**ACTIVITY:** Each line below has to be set down again exactly.

**DATA FOR PROCESSING:**

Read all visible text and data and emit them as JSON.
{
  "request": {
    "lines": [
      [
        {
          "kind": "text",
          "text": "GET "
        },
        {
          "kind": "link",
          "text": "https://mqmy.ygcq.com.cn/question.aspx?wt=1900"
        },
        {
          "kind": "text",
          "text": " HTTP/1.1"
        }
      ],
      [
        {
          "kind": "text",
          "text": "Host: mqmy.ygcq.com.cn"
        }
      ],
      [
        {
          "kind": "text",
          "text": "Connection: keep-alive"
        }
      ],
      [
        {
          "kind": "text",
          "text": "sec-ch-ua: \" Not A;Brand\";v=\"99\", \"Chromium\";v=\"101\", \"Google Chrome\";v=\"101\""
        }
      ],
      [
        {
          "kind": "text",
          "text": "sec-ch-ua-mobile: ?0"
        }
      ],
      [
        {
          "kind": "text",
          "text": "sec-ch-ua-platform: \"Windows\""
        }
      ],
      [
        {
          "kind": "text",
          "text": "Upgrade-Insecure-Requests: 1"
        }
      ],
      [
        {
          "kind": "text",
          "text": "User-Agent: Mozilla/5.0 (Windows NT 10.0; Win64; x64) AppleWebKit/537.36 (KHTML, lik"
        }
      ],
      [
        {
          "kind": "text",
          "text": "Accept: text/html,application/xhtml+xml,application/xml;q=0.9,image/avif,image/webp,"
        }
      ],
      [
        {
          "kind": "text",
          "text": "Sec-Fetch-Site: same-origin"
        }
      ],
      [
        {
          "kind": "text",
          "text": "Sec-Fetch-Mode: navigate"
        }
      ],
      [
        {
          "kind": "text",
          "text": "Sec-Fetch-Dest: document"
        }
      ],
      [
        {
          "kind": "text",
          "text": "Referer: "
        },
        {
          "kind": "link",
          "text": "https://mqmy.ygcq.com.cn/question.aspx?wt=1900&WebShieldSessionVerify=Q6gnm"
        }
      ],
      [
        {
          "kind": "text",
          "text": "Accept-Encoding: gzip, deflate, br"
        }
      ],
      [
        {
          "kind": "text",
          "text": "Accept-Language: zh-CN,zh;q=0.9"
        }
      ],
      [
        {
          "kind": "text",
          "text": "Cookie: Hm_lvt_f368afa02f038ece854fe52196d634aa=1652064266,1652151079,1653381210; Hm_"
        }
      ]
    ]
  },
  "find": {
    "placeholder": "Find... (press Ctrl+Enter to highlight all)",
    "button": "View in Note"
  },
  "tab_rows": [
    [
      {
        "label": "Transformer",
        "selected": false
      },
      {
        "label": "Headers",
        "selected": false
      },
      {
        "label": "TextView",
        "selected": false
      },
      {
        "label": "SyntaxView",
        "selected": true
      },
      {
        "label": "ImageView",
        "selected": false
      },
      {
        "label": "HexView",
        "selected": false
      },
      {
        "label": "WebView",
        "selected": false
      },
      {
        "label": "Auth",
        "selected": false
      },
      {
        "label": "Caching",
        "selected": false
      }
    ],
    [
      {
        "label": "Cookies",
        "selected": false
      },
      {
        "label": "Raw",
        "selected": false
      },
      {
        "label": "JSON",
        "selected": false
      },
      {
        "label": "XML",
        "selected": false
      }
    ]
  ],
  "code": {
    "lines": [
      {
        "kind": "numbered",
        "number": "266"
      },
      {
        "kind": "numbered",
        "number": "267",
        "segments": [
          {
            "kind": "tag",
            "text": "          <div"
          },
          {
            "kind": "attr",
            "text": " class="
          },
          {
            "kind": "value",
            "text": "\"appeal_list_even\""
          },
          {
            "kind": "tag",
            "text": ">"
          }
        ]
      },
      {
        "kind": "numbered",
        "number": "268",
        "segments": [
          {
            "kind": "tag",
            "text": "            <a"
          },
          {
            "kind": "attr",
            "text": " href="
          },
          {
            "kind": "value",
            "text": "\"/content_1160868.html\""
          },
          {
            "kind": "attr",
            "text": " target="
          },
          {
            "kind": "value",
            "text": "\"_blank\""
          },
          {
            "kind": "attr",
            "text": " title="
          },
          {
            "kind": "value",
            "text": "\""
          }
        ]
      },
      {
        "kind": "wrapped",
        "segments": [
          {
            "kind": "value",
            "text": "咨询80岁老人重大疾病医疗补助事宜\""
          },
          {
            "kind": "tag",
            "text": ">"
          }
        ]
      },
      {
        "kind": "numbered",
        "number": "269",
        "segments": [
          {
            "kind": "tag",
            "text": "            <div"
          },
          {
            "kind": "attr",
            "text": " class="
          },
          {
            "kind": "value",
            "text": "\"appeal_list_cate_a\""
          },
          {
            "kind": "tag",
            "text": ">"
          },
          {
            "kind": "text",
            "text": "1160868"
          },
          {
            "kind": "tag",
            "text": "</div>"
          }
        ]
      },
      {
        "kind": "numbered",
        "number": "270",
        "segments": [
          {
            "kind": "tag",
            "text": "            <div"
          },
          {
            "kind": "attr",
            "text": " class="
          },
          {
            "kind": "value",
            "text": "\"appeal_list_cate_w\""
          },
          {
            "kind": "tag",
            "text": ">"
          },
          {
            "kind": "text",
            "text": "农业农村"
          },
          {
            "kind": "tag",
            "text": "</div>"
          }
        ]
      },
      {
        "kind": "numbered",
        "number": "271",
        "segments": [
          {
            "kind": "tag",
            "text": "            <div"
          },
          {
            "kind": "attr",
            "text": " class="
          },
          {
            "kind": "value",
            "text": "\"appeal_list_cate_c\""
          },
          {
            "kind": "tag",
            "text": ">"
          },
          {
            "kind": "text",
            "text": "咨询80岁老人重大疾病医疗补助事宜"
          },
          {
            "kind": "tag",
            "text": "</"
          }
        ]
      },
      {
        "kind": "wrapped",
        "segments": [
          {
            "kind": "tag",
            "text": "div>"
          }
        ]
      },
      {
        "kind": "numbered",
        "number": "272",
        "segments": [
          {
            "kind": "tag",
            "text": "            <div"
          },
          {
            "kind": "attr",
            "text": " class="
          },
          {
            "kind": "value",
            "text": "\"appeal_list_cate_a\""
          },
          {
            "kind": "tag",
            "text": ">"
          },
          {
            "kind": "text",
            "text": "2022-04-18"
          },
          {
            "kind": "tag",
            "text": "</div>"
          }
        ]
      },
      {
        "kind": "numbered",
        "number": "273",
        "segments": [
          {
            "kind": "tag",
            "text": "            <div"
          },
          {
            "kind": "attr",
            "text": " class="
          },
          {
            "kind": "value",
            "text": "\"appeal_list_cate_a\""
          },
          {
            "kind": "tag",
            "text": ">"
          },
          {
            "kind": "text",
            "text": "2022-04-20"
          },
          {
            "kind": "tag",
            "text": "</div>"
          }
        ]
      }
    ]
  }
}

**ANSWER SECTION:**
Read all visible text and data and emit them as JSON.
{
  "request": {
    "lines": [
      [
        {
          "kind": "text",
          "text": "GET "
        },
        {
          "kind": "link",
          "text": "https://mqmy.ygcq.com.cn/question.aspx?wt=1900"
        },
        {
          "kind": "text",
          "text": " HTTP/1.1"
        }
      ],
      [
        {
          "kind": "text",
          "text": "Host: mqmy.ygcq.com.cn"
        }
      ],
      [
        {
          "kind": "text",
          "text": "Connection: keep-alive"
        }
      ],
      [
        {
          "kind": "text",
          "text": "sec-ch-ua: \" Not A;Brand\";v=\"99\", \"Chromium\";v=\"101\", \"Google Chrome\";v=\"101\""
        }
      ],
      [
        {
          "kind": "text",
          "text": "sec-ch-ua-mobile: ?0"
        }
      ],
      [
        {
          "kind": "text",
          "text": "sec-ch-ua-platform: \"Windows\""
        }
      ],
      [
        {
          "kind": "text",
          "text": "Upgrade-Insecure-Requests: 1"
        }
      ],
      [
        {
          "kind": "text",
          "text": "User-Agent: Mozilla/5.0 (Windows NT 10.0; Win64; x64) AppleWebKit/537.36 (KHTML, lik"
        }
      ],
      [
        {
          "kind": "text",
          "text": "Accept: text/html,application/xhtml+xml,application/xml;q=0.9,image/avif,image/webp,"
        }
      ],
      [
        {
          "kind": "text",
          "text": "Sec-Fetch-Site: same-origin"
        }
      ],
      [
        {
          "kind": "text",
          "text": "Sec-Fetch-Mode: navigate"
        }
      ],
      [
        {
          "kind": "text",
          "text": "Sec-Fetch-Dest: document"
        }
      ],
      [
        {
          "kind": "text",
          "text": "Referer: "
        },
        {
          "kind": "link",
          "text": "https://mqmy.ygcq.com.cn/question.aspx?wt=1900&WebShieldSessionVerify=Q6gnm"
        }
      ],
      [
        {
          "kind": "text",
          "text": "Accept-Encoding: gzip, deflate, br"
        }
      ],
      [
        {
          "kind": "text",
          "text": "Accept-Language: zh-CN,zh;q=0.9"
        }
      ],
      [
        {
          "kind": "text",
          "text": "Cookie: Hm_lvt_f368afa02f038ece854fe52196d634aa=1652064266,1652151079,1653381210; Hm_"
        }
      ]
    ]
  },
  "find": {
    "placeholder": "Find... (press Ctrl+Enter to highlight all)",
    "button": "View in Note"
  },
  "tab_rows": [
    [
      {
        "label": "Transformer",
        "selected": false
      },
      {
        "label": "Headers",
        "selected": false
      },
      {
        "label": "TextView",
        "selected": false
      },
      {
        "label": "SyntaxView",
        "selected": true
      },
      {
        "label": "ImageView",
        "selected": false
      },
      {
        "label": "HexView",
        "selected": false
      },
      {
        "label": "WebView",
        "selected": false
      },
      {
        "label": "Auth",
        "selected": false
      },
      {
        "label": "Caching",
        "selected": false
      }
    ],
    [
      {
        "label": "Cookies",
        "selected": false
      },
      {
        "label": "Raw",
        "selected": false
      },
      {
        "label": "JSON",
        "selected": false
      },
      {
        "label": "XML",
        "selected": false
      }
    ]
  ],
  "code": {
    "lines": [
      {
        "kind": "numbered",
        "number": "266"
      },
      {
        "kind": "numbered",
        "number": "267",
        "segments": [
          {
            "kind": "tag",
            "text": "          <div"
          },
          {
            "kind": "attr",
            "text": " class="
          },
          {
            "kind": "value",
            "text": "\"appeal_list_even\""
          },
          {
            "kind": "tag",
            "text": ">"
          }
        ]
      },
      {
        "kind": "numbered",
        "number": "268",
        "segments": [
          {
            "kind": "tag",
            "text": "            <a"
          },
          {
            "kind": "attr",
            "text": " href="
          },
          {
            "kind": "value",
            "text": "\"/content_1160868.html\""
          },
          {
            "kind": "attr",
            "text": " target="
          },
          {
            "kind": "value",
            "text": "\"_blank\""
          },
          {
            "kind": "attr",
            "text": " title="
          },
          {
            "kind": "value",
            "text": "\""
          }
        ]
      },
      {
        "kind": "wrapped",
        "segments": [
          {
            "kind": "value",
            "text": "咨询80岁老人重大疾病医疗补助事宜\""
          },
          {
            "kind": "tag",
            "text": ">"
          }
        ]
      },
      {
        "kind": "numbered",
        "number": "269",
        "segments": [
          {
            "kind": "tag",
            "text": "            <div"
          },
          {
            "kind": "attr",
            "text": " class="
          },
          {
            "kind": "value",
            "text": "\"appeal_list_cate_a\""
          },
          {
            "kind": "tag",
            "text": ">"
          },
          {
            "kind": "text",
            "text": "1160868"
          },
          {
            "kind": "tag",
            "text": "</div>"
          }
        ]
      },
      {
        "kind": "numbered",
        "number": "270",
        "segments": [
          {
            "kind": "tag",
            "text": "            <div"
          },
          {
            "kind": "attr",
            "text": " class="
          },
          {
            "kind": "value",
            "text": "\"appeal_list_cate_w\""
          },
          {
            "kind": "tag",
            "text": ">"
          },
          {
            "kind": "text",
            "text": "农业农村"
          },
          {
            "kind": "tag",
            "text": "</div>"
          }
        ]
      },
      {
        "kind": "numbered",
        "number": "271",
        "segments": [
          {
            "kind": "tag",
            "text": "            <div"
          },
          {
            "kind": "attr",
            "text": " class="
          },
          {
            "kind": "value",
            "text": "\"appeal_list_cate_c\""
          },
          {
            "kind": "tag",
            "text": ">"
          },
          {
            "kind": "text",
            "text": "咨询80岁老人重大疾病医疗补助事宜"
          },
          {
            "kind": "tag",
            "text": "</"
          }
        ]
      },
      {
        "kind": "wrapped",
        "segments": [
          {
            "kind": "tag",
            "text": "div>"
          }
        ]
      },
      {
        "kind": "numbered",
        "number": "272",
        "segments": [
          {
            "kind": "tag",
            "text": "            <div"
          },
          {
            "kind": "attr",
            "text": " class="
          },
          {
            "kind": "value",
            "text": "\"appeal_list_cate_a\""
          },
          {
            "kind": "tag",
            "text": ">"
          },
          {
            "kind": "text",
            "text": "2022-04-18"
          },
          {
            "kind": "tag",
            "text": "</div>"
          }
        ]
      },
      {
        "kind": "numbered",
        "number": "273",
        "segments": [
          {
            "kind": "tag",
            "text": "            <div"
          },
          {
            "kind": "attr",
            "text": " class="
          },
          {
            "kind": "value",
            "text": "\"appeal_list_cate_a\""
          },
          {
            "kind": "tag",
            "text": ">"
          },
          {
            "kind": "text",
            "text": "2022-04-20"
          },
          {
            "kind": "tag",
            "text": "</div>"
          }
        ]
      }
    ]
  }
}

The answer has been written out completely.